When a teenager, I entered a church group with people my age 12 - 14 and it was awesome to gather with young people like me who had the same beliefs and doubts about how to live among non religious people or people who makes fun of God. Because that was my issue during school and high school.

I always felt like when I was in church or in my church group I was free of every judgment, joke, bullying and I could be myself, I could be free and when I was at school I needed to act like the others to be part of the group and be cool. I even got a little distance from the church because I was afraid my school friends would find out I had a ba…

Moral Education to Help and Not Shame

By Debalina Roy via UN Online Volunteers

I want to share a sense of overwhelming pain that had a debilitating effect in my life. I have been a quiet person and an introvert since childhood. I could never imagine that life could be unduly depressive or even sad. Upon growing up a little at the age of ten I had observed significant changes in my body and emotions.
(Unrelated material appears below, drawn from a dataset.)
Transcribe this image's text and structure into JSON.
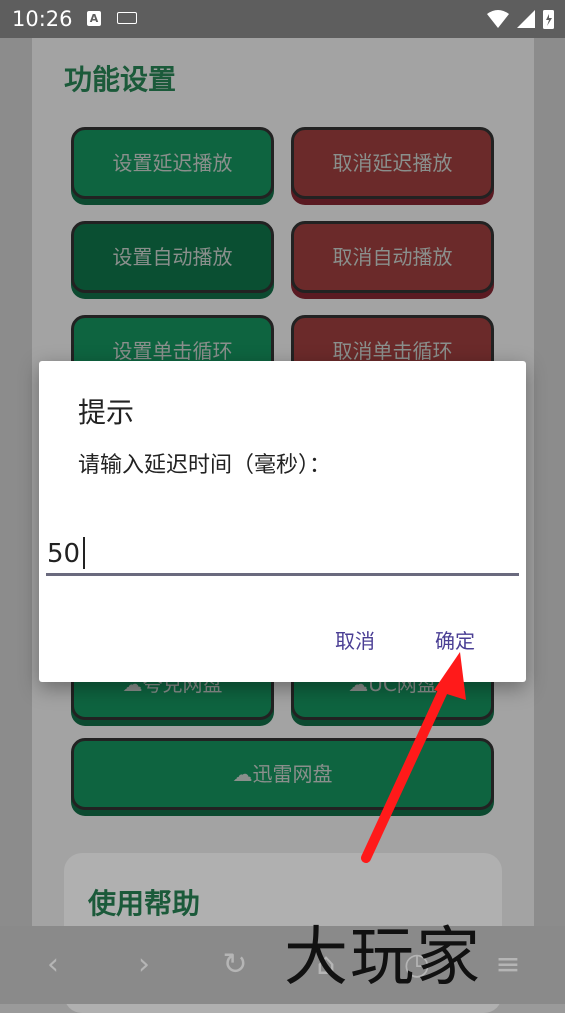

I was becoming taller and heavier than my peers and started liking people older to me. I wished to mingle with both the sexes in the pursuit of studies, sports and recreational culture. Usually many girls and boys took notice of me but, to my surprise they befriended all others and never me. I was growing up as a loner finding little to do throughout the day. Gradually, I was seeing days of deep depression and a form of inferiority complex took birth in me. I kept silent all day long struggling hard to keep up a normal routine and academics seemed to be an encumbrance in life. I didn’t feel emotionally united with family members…

Sex-Ploitation can Happen to Both Genders

By Duncan Aliero Muhani via UN Online Volunteers

I grew up as a responsible young man, with good moral and sound Christian values. My mother always dedicated her time in educating me about every aspect of development including sex education and personal responsibility. 
She believed that sex education would always help me make safe and right decision during my involvement in sexual activities and relationships, hence protecting me from any sexual abuse, exploitation, sexually transmitted diseases, and unplanned pregnancies.
I joined one of the local universities to undertake a degree. At the university the values my mum had taught me guided me through out in my day to day endeavors. I observed high level of discipline and moral responsibility. 
During my second year of study, I proceeded to do my internship which was part of the university requirement. I was posted in a cargo handling port in The Information and Communication Department at the IT support desk, with responsibilities that i…

Every Complexion is Normal

By William Dekker via UN Online Volunteers

In a family of five siblings; two older and two younger, I emerge in between resembling no one - dark and black. This is my story: In those childhood days, majority of us were na├»ve or rather too innocent to think of what set us apart. We mingled with little or no regard to colour, shape or size, not until maturity set in. On my first Saturday in college, I auditioned for a play that was premiering a month from then. At the end of the day, seven contestants auditioning for the same role had been eliminated. Two of us were left in what seemed like a tie. We had gone through it up to late in the evening and the judges had to make a decision. In a very outrageous tone, one judge whispered; “since the play will be performed during the nights, we are better off with a lighter guy than the dark one”. Immediately the role was awarded to my competitor (who was way more light-skinned than I was).  That evening I returned to my hostel room, rejected and d…